» GOAL OF THE EXERCISE
How many lines in these records hold the string "data"? Reply with the number alone.

[Stored entries]
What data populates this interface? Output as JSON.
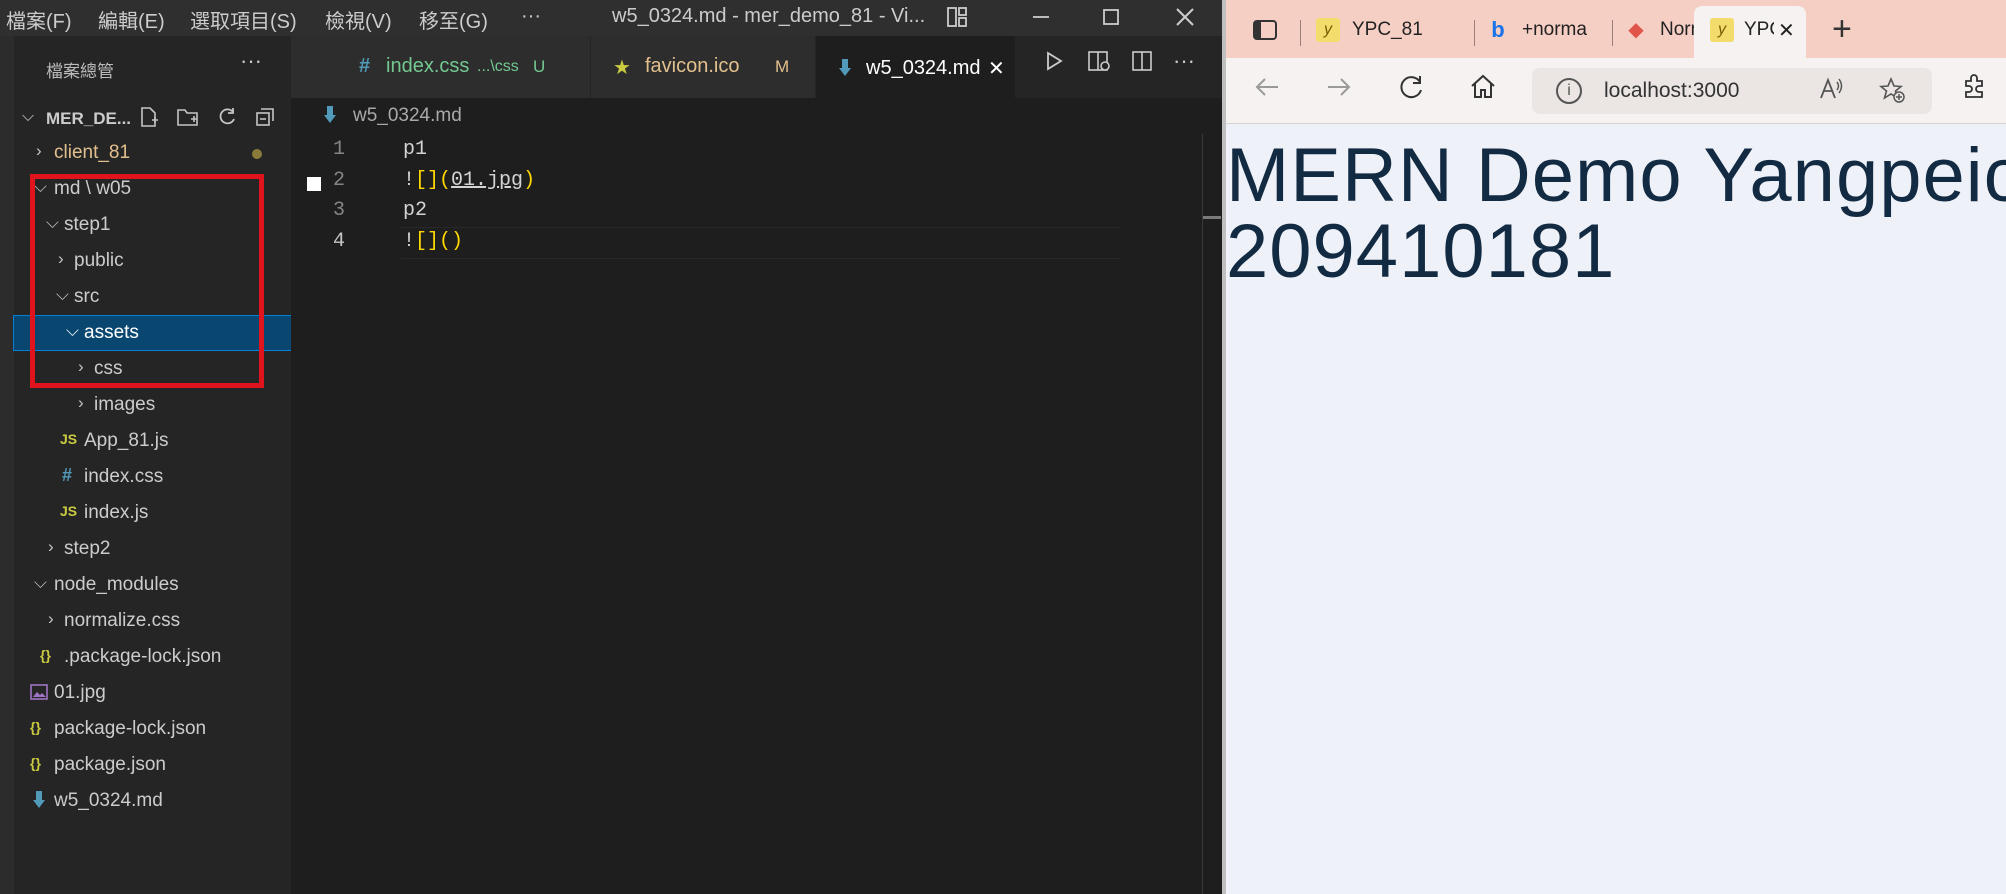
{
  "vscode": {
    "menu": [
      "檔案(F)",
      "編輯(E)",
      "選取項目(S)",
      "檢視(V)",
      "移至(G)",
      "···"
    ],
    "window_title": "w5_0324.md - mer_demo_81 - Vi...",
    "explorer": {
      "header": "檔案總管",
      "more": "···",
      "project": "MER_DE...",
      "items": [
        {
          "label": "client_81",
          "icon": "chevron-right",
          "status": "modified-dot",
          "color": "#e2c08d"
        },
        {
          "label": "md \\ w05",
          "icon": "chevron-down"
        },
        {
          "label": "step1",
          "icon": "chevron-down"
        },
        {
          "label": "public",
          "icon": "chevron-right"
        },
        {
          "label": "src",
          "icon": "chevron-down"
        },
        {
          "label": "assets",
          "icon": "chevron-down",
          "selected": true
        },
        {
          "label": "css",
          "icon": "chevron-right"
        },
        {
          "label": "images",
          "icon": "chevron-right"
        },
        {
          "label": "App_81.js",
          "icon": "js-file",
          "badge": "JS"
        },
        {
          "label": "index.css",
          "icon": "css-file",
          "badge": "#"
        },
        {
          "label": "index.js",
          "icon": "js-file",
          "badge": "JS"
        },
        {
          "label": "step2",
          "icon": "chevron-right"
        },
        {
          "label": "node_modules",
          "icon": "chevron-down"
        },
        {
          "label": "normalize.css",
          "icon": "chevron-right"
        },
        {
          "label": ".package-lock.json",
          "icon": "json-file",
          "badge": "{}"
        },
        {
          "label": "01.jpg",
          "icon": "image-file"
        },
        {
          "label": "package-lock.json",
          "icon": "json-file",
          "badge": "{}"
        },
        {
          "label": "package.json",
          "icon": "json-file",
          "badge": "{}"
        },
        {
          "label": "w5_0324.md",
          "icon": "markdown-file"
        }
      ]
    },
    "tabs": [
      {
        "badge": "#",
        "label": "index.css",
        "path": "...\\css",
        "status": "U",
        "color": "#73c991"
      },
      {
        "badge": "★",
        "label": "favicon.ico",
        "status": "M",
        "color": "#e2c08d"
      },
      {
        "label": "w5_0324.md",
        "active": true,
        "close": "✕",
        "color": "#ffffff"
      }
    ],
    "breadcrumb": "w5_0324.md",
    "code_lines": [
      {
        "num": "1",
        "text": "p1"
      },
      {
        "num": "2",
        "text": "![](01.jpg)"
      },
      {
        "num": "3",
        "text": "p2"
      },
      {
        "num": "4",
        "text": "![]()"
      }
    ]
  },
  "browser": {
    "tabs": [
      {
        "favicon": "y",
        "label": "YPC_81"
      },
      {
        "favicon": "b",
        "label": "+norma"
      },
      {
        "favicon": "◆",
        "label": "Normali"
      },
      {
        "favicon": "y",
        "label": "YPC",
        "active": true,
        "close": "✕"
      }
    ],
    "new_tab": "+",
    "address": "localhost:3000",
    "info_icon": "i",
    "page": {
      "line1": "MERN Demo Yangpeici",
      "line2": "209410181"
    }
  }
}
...
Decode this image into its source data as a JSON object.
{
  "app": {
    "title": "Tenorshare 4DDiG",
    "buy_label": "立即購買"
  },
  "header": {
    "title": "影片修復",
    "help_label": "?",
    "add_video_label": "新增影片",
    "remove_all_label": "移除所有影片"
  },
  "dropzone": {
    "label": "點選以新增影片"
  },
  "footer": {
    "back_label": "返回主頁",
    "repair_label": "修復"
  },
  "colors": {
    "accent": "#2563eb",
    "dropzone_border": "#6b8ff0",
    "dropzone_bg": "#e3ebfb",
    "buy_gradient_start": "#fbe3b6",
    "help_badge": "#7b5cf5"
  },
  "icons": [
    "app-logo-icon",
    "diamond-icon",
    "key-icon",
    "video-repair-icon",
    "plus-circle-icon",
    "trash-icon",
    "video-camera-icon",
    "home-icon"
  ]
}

» SOLVED EXERCISE
2